It's In My Blood

"I should be a teacher."


"Oh, okay. How come?"

"Today in chemistry, I helped some kids understand some stuff. I explained how I think about the problems then showed them step-by-step. They took their quiz and Ace'd it. I mean, I know it would be harder with a bunch of kids but it felt good to help them. I mean, I really helped them do better on their quiz."

"It does feel good to make a difference, doesn't it? Yunno . . . if you want to help other people, there are lots of ways to do that, honey. You could be an engineer and help other people too."

"Yeah, but if I was a teacher, then I could coach too and help kids in and out of class."

"Yes, you could but you could be an engineer and be a coach."

"You sound like you don't want me to be a teacher. I know you work a lot Mom, but you always said that whatever I wanted to do when I grew up, I should find a way to help other people, right? Besides, teaching is in my blood."

He smirked at me like he had won an argument then opened the pantry looking for food. I watched my 16-year-old son locate an open bag of tortilla chips and retreat to the computer room. I didn't know if I should take his comments about becoming a teacher seriously or not. The week before, we had visited a college with a respected engineering program. As the professor described the various engineering majors, he also mentioned that they have a new teacher education program focused on STEM. Out of the corner of my eye, I saw something flash over his face. I dismissed it at the time. Now mixed feelings of pride and dread swirled in my stomach. I hated feeling this way about my own profession. I would never discourage my son from pursuing his passion, if teaching became his passion, but . . . things are so different now.

Beat the Problem

I spent my spring break this year traveling to four different college campuses in three different states.
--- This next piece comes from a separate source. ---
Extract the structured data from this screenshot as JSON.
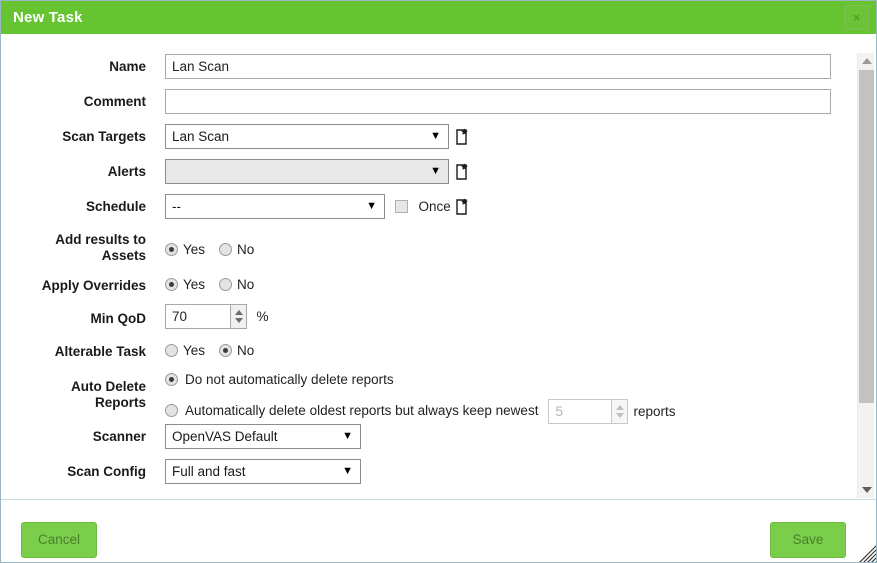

We visited schools with mechanical engineering programs that were within driving distance of our home in southeast Michigan. As part of every visit, we got to peer inside classrooms. Unfortunately, we didn't get to see actual students learning from actual professors.  As we tromped through the buildings, I was struck by how many classrooms were intentionally designed to foster group collaboration. One institution had classrooms with microphones suspended above the group tables so that questions and problems could be monitored by the instructor and shared with the rest of the class. A flipped model of instruction was used whereby homework included 20 minute lectures and classwork was reserved for discussion and problem-solving. I wish I could have seen it all in action. What I kept hearing over and over was that in engineering, it was about trying to "beat the problem". And once you figured out how to beat one problem, you tried to beat another one. According to the professors, industry had communicated to the universities that what was needed in the world of a professional engineer was being able to effectively solve problems in a group.
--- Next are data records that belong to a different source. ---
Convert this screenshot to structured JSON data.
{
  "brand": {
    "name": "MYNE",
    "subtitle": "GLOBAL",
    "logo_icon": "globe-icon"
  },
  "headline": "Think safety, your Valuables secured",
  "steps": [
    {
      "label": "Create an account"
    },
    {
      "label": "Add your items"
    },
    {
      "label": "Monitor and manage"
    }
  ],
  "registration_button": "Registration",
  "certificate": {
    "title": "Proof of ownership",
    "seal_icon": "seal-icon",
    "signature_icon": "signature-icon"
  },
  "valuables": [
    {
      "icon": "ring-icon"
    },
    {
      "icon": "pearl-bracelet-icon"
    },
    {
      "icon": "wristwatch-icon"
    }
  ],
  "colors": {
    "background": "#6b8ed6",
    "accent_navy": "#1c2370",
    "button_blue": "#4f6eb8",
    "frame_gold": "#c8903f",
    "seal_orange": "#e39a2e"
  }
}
I was thinking about what all of this had to do with teaching and assisting children who, for whatever reason, were struggling with reading, writing, and communicating. If I think of a learning objective as a problem to beat, this problem would have to be clearly identified along with the desired outcome. A deadline would be needed. Depending on the class, the students might have decided what problems that wanted to try to beat. The problem would need an authentic purpose. As part of the learning process, there would be demonstrations and presentations where process and learning were shared with others. To me, what I witnessed at the college level felt like a workshop model of instruction. It made me wonder about my own use of learning targets. Are the learning targets I use clear and measurable? Do these targets have an authentic purpose? Have I established a clear path for achieving the targets? Do my students have a choice about ways to achieve a target? It also made me think about how teachers work in teams to beat problems.

Thinking About Tomatoes
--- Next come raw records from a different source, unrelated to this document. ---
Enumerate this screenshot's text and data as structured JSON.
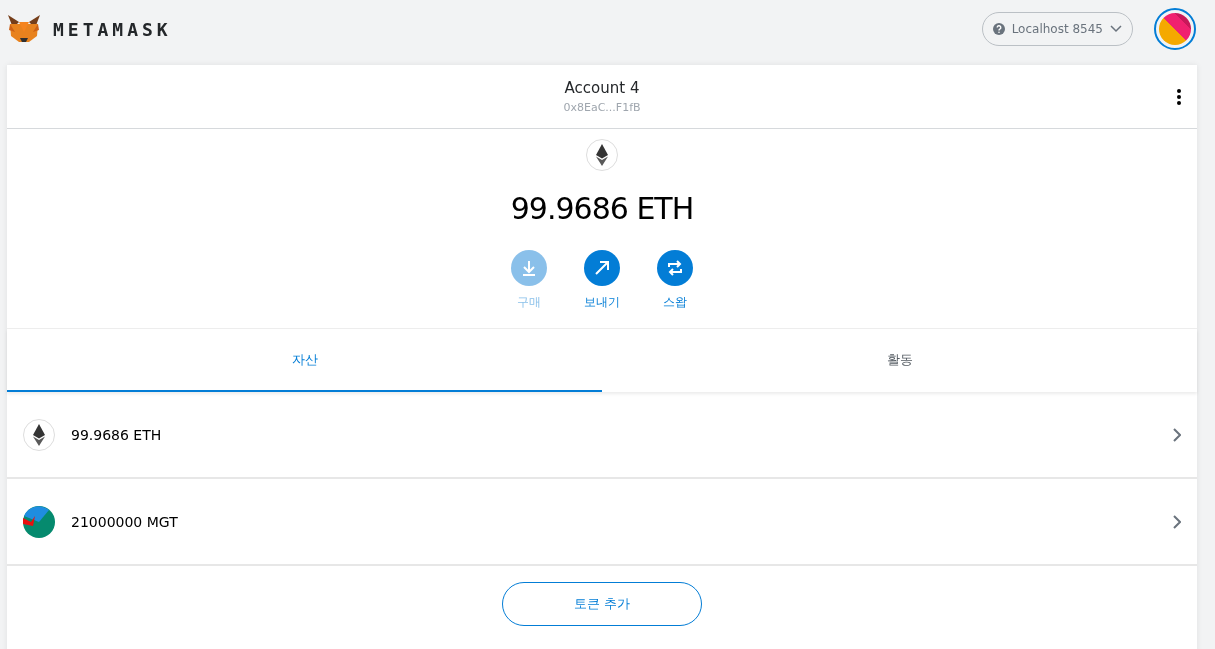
{
  "header": {
    "logo_text": "METAMASK",
    "network": {
      "label": "Localhost 8545"
    }
  },
  "account": {
    "name": "Account 4",
    "address": "0x8EaC...F1fB"
  },
  "balance": {
    "amount": "99.9686 ETH"
  },
  "actions": [
    {
      "kind": "buy",
      "label": "구매",
      "disabled": true
    },
    {
      "kind": "send",
      "label": "보내기",
      "disabled": false
    },
    {
      "kind": "swap",
      "label": "스왑",
      "disabled": false
    }
  ],
  "tabs": [
    {
      "label": "자산",
      "selected": true
    },
    {
      "label": "활동",
      "selected": false
    }
  ],
  "assets": [
    {
      "kind": "eth",
      "label": "99.9686 ETH"
    },
    {
      "kind": "token",
      "label": "21000000 MGT"
    }
  ],
  "add_token_button": "토큰 추가"
}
Spending the last few days navigating icy roads and lake effect snow in the Upper Peninsula has me thinking about tomatoes. Springtime below the bridge is coming soon. The wind is crisp but the sky is bright and blue. No buds in the yard to speak of and the grass is brown but at least it isn't covered in white. I'm not a real gardener--not like my dad. Anything that happens to survive in my patch of dirt is a bonus. I started out fairly dedicated last year but I ended up distracted by other responsibilities. Even though I neglected them terribly, my tomatoes grew in abundance.

Related Posts Plugin for WordPress, Blogger...